**Aim of the task:**
Lines below that hold the word "this" must be copied in full.

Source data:
◇ ◇ ◇

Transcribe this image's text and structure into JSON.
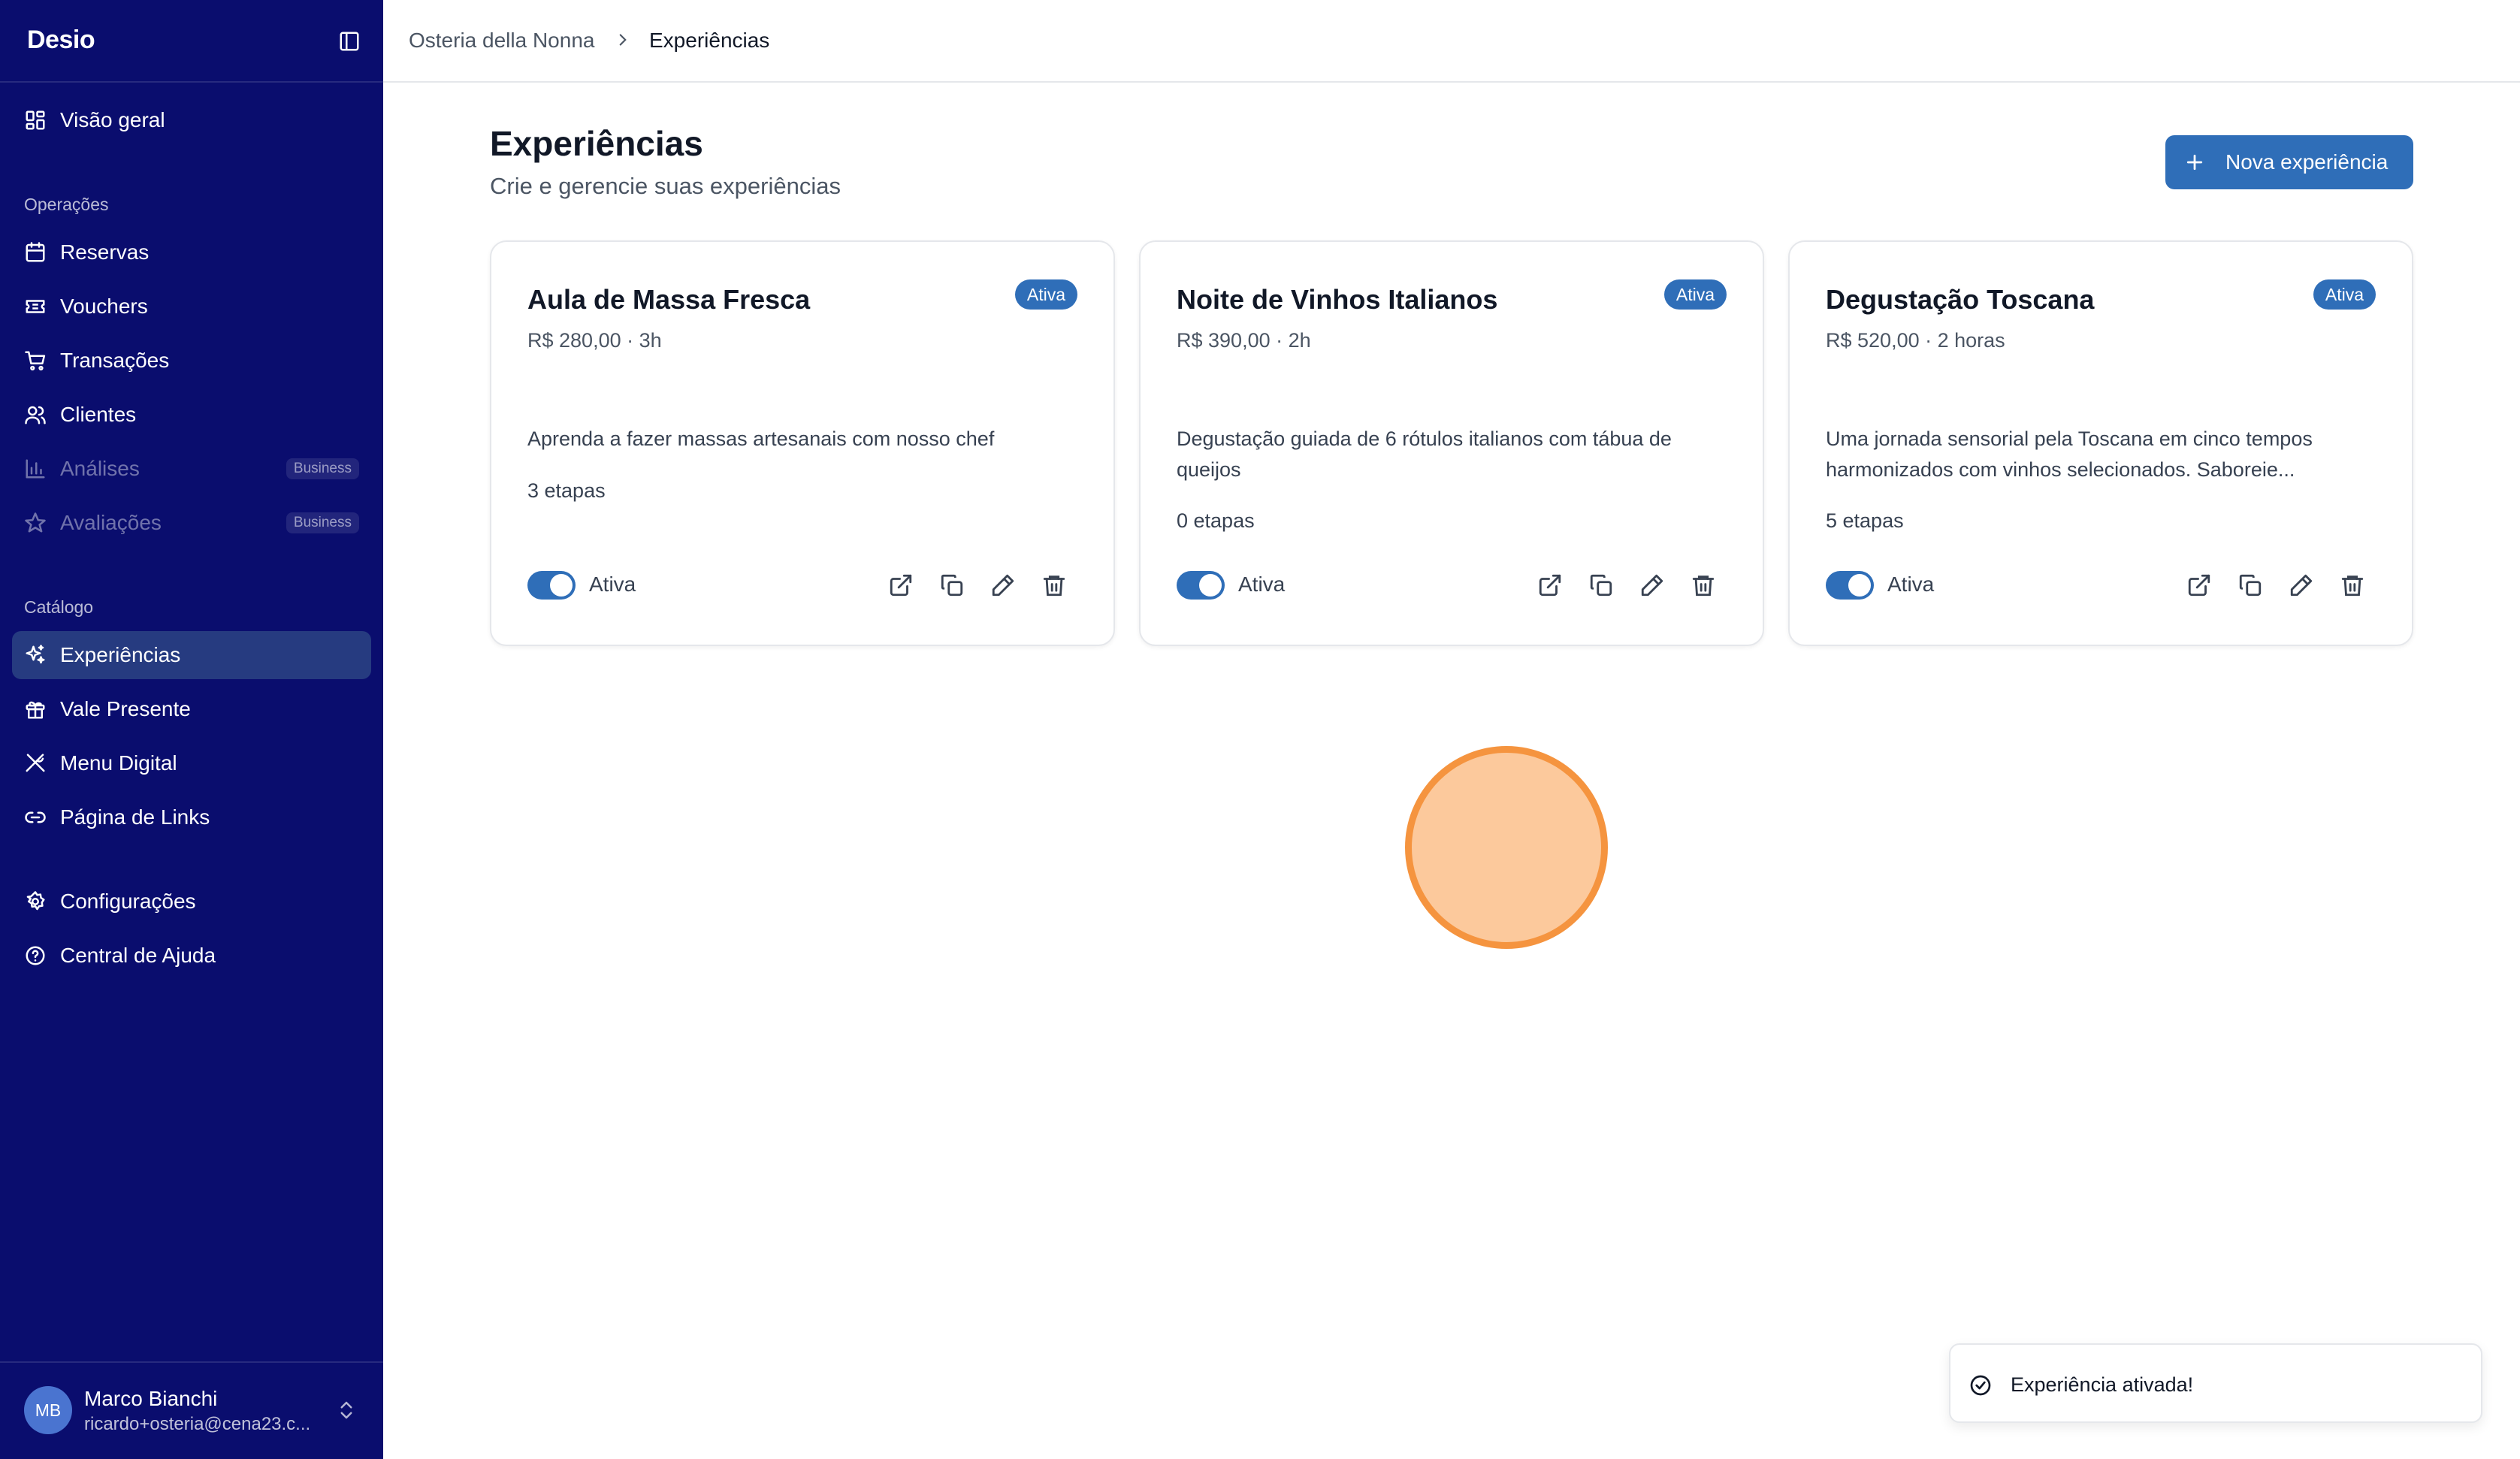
{
  "app": {
    "logo": "Desio"
  },
  "colors": {
    "sidebar_bg": "#0a0d6e",
    "accent": "#2f6eb8",
    "active_item": "#263b80",
    "cursor_fill": "#fcc99c",
    "cursor_ring": "#f5943f"
  },
  "sidebar": {
    "overview": {
      "label": "Visão geral",
      "icon": "grid-icon"
    },
    "sections": [
      {
        "title": "Operações"
      },
      {
        "title": "Catálogo"
      }
    ],
    "operations": [
      {
        "label": "Reservas",
        "icon": "calendar-icon"
      },
      {
        "label": "Vouchers",
        "icon": "ticket-icon"
      },
      {
        "label": "Transações",
        "icon": "cart-icon"
      },
      {
        "label": "Clientes",
        "icon": "users-icon"
      },
      {
        "label": "Análises",
        "icon": "bar-chart-icon",
        "badge": "Business",
        "disabled": true
      },
      {
        "label": "Avaliações",
        "icon": "star-icon",
        "badge": "Business",
        "disabled": true
      }
    ],
    "catalog": [
      {
        "label": "Experiências",
        "icon": "sparkles-icon",
        "active": true
      },
      {
        "label": "Vale Presente",
        "icon": "gift-icon"
      },
      {
        "label": "Menu Digital",
        "icon": "utensils-icon"
      },
      {
        "label": "Página de Links",
        "icon": "link-icon"
      }
    ],
    "bottom": [
      {
        "label": "Configurações",
        "icon": "gear-icon"
      },
      {
        "label": "Central de Ajuda",
        "icon": "help-circle-icon"
      }
    ],
    "user": {
      "initials": "MB",
      "name": "Marco Bianchi",
      "email": "ricardo+osteria@cena23.c..."
    }
  },
  "breadcrumb": {
    "restaurant": "Osteria della Nonna",
    "current": "Experiências"
  },
  "page": {
    "title": "Experiências",
    "subtitle": "Crie e gerencie suas experiências",
    "new_button": "Nova experiência"
  },
  "experiences": [
    {
      "title": "Aula de Massa Fresca",
      "meta": "R$ 280,00 · 3h",
      "status": "Ativa",
      "description": "Aprenda a fazer massas artesanais com nosso chef",
      "steps": "3 etapas",
      "toggle_label": "Ativa",
      "enabled": true
    },
    {
      "title": "Noite de Vinhos Italianos",
      "meta": "R$ 390,00 · 2h",
      "status": "Ativa",
      "description": "Degustação guiada de 6 rótulos italianos com tábua de queijos",
      "steps": "0 etapas",
      "toggle_label": "Ativa",
      "enabled": true
    },
    {
      "title": "Degustação Toscana",
      "meta": "R$ 520,00 · 2 horas",
      "status": "Ativa",
      "description": "Uma jornada sensorial pela Toscana em cinco tempos harmonizados com vinhos selecionados. Saboreie...",
      "steps": "5 etapas",
      "toggle_label": "Ativa",
      "enabled": true
    }
  ],
  "toast": {
    "message": "Experiência ativada!",
    "icon": "check-circle-icon"
  }
}
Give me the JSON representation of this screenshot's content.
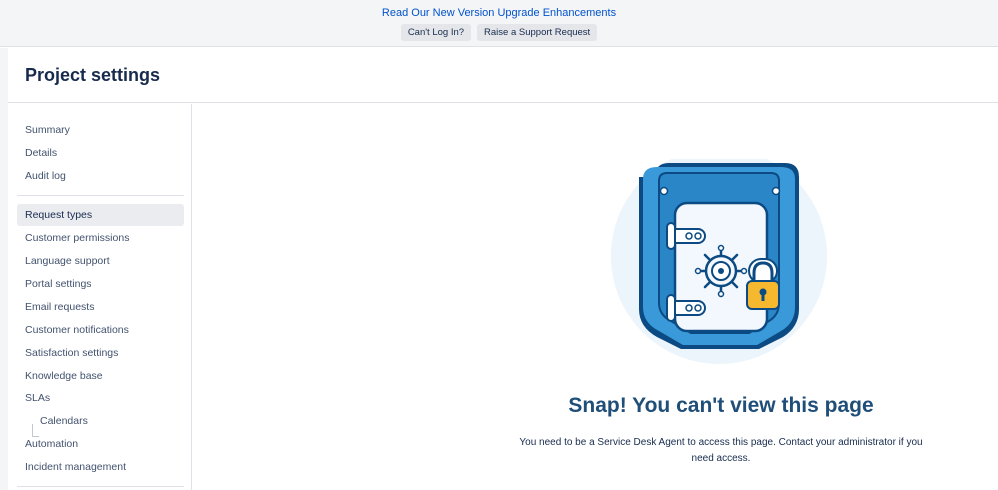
{
  "banner": {
    "link_text": "Read Our New Version Upgrade Enhancements",
    "buttons": [
      "Can't Log In?",
      "Raise a Support Request"
    ]
  },
  "header": {
    "title": "Project settings"
  },
  "sidebar": {
    "group1": [
      "Summary",
      "Details",
      "Audit log"
    ],
    "group2": [
      {
        "label": "Request types",
        "active": true
      },
      {
        "label": "Customer permissions"
      },
      {
        "label": "Language support"
      },
      {
        "label": "Portal settings"
      },
      {
        "label": "Email requests"
      },
      {
        "label": "Customer notifications"
      },
      {
        "label": "Satisfaction settings"
      },
      {
        "label": "Knowledge base"
      },
      {
        "label": "SLAs"
      },
      {
        "label": "Calendars",
        "child_of": "SLAs"
      },
      {
        "label": "Automation"
      },
      {
        "label": "Incident management"
      }
    ]
  },
  "main": {
    "illustration": "locked-vault-icon",
    "title": "Snap! You can't view this page",
    "message": "You need to be a Service Desk Agent to access this page. Contact your administrator if you need access."
  },
  "colors": {
    "link": "#0052cc",
    "title": "#1f4e79",
    "vault_blue": "#3a9ad9",
    "lock_gold": "#f5b82e"
  }
}
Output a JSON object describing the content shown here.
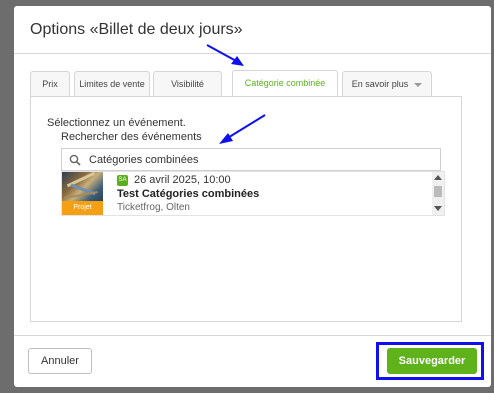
{
  "dialog": {
    "title": "Options «Billet de deux jours»"
  },
  "tabs": [
    {
      "label": "Prix",
      "active": false
    },
    {
      "label": "Limites de vente",
      "active": false
    },
    {
      "label": "Visibilité",
      "active": false
    },
    {
      "label": "Catégorie combinée",
      "active": true
    },
    {
      "label": "En savoir plus",
      "active": false,
      "dropdown": true
    }
  ],
  "panel": {
    "select_label": "Sélectionnez un événement.",
    "search_label": "Rechercher des événements",
    "search_value": "Catégories combinées",
    "search_icon": "search-icon"
  },
  "result": {
    "badge": "SA",
    "date": "26 avril 2025, 10:00",
    "name": "Test Catégories combinées",
    "venue": "Ticketfrog, Olten",
    "project_tag": "Projet"
  },
  "footer": {
    "cancel_label": "Annuler",
    "save_label": "Sauvegarder"
  },
  "colors": {
    "accent_green": "#5fb21c",
    "active_tab_text": "#5cae1f",
    "project_tag_bg": "#f4a012",
    "annotation_blue": "#1010ee",
    "overlay": "#6d6d6d"
  }
}
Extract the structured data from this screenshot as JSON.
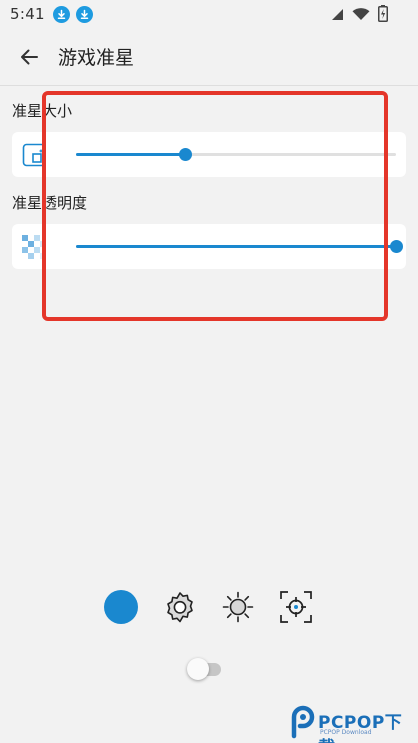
{
  "status_bar": {
    "time": "5:41"
  },
  "app_bar": {
    "title": "游戏准星"
  },
  "sections": [
    {
      "label": "准星大小",
      "slider_value": 0.34
    },
    {
      "label": "准星透明度",
      "slider_value": 1.0
    }
  ],
  "bottom_icons": [
    "color-dot",
    "gear-icon",
    "brightness-icon",
    "crosshair-icon"
  ],
  "colors": {
    "accent": "#1a88cf",
    "highlight": "#e4362a",
    "background": "#f2f2f2"
  },
  "toggle": {
    "on": false
  },
  "watermark": {
    "brand": "PCPOP下载",
    "sub": "PCPOP Download"
  }
}
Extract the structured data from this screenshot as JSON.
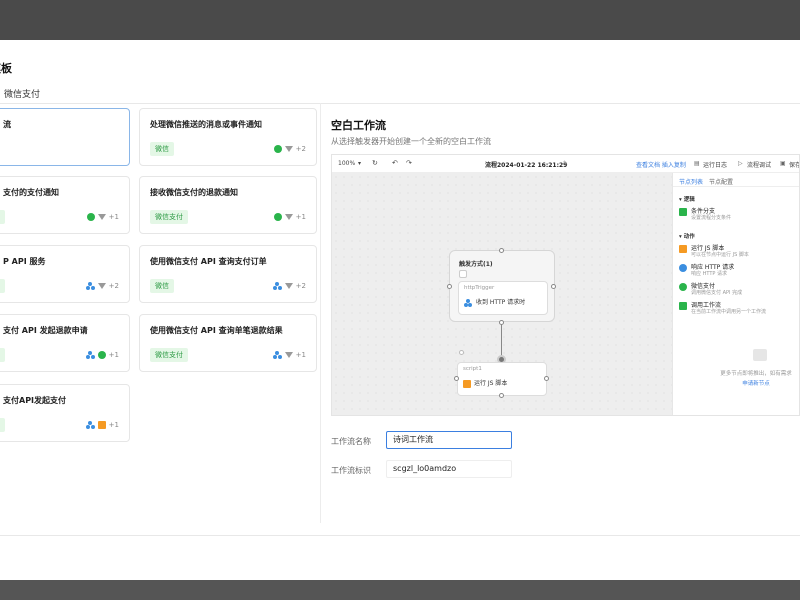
{
  "modal": {
    "title": "模板",
    "tab": "微信支付"
  },
  "cards": [
    {
      "title": "流",
      "badge": "",
      "count": "",
      "selected": true
    },
    {
      "title": "处理微信推送的消息或事件通知",
      "badge": "微信",
      "count": "+2",
      "selected": false
    },
    {
      "title": "支付的支付通知",
      "badge": "",
      "count": "+1",
      "selected": false
    },
    {
      "title": "接收微信支付的退款通知",
      "badge": "微信支付",
      "count": "+1",
      "selected": false
    },
    {
      "title": "P API 服务",
      "badge": "",
      "count": "+2",
      "selected": false
    },
    {
      "title": "使用微信支付 API 查询支付订单",
      "badge": "微信",
      "count": "+2",
      "selected": false
    },
    {
      "title": "支付 API 发起退款申请",
      "badge": "",
      "count": "+1",
      "selected": false
    },
    {
      "title": "使用微信支付 API 查询单笔退款结果",
      "badge": "微信支付",
      "count": "+1",
      "selected": false
    },
    {
      "title": "支付API发起支付",
      "badge": "",
      "count": "+1",
      "selected": false
    }
  ],
  "right": {
    "title": "空白工作流",
    "subtitle": "从选择触发器开始创建一个全新的空白工作流"
  },
  "editor": {
    "zoom": "100%",
    "flow_title": "流程2024-01-22 16:21:29",
    "toolbar_links": "查看文档  插入复制",
    "run_log": "运行日志",
    "debug": "流程调试",
    "save": "保存",
    "panel_tabs": [
      "节点列表",
      "节点配置"
    ],
    "sections": [
      "逻辑",
      "动作"
    ],
    "items": [
      {
        "title": "条件分支",
        "desc": "设置流程分支条件"
      },
      {
        "title": "运行 JS 脚本",
        "desc": "可以在节点中运行 JS 脚本"
      },
      {
        "title": "响应 HTTP 请求",
        "desc": "响应 HTTP 请求"
      },
      {
        "title": "微信支付",
        "desc": "调用微信支付 API 完成"
      },
      {
        "title": "调用工作流",
        "desc": "在当前工作流中调用另一个工作流"
      }
    ],
    "empty_text": "更多节点即将推出，如有需求",
    "empty_link": "申请新节点",
    "group_label": "触发方式(1)",
    "trigger_head": "httpTrigger",
    "trigger_body": "收到 HTTP 请求时",
    "script_head": "script1",
    "script_body": "运行 JS 脚本"
  },
  "form": {
    "name_label": "工作流名称",
    "name_value": "诗词工作流",
    "id_label": "工作流标识",
    "id_value": "scgzl_lo0amdzo"
  },
  "colors": {
    "wechat_green": "#2ab44b",
    "accent_blue": "#3b7fe0",
    "js_orange": "#f59a23"
  }
}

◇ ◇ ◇

**Task answer:**
Transcribe this image's text and structure into JSON.
Give me the JSON representation of this screenshot's content.
    "title": "Snap! You can't view this page",
    "message": "You need to be a Service Desk Agent to access this page. Contact your administrator if you need access."
Extract the structured data from this screenshot as JSON.
Extract the structured data from this screenshot as JSON.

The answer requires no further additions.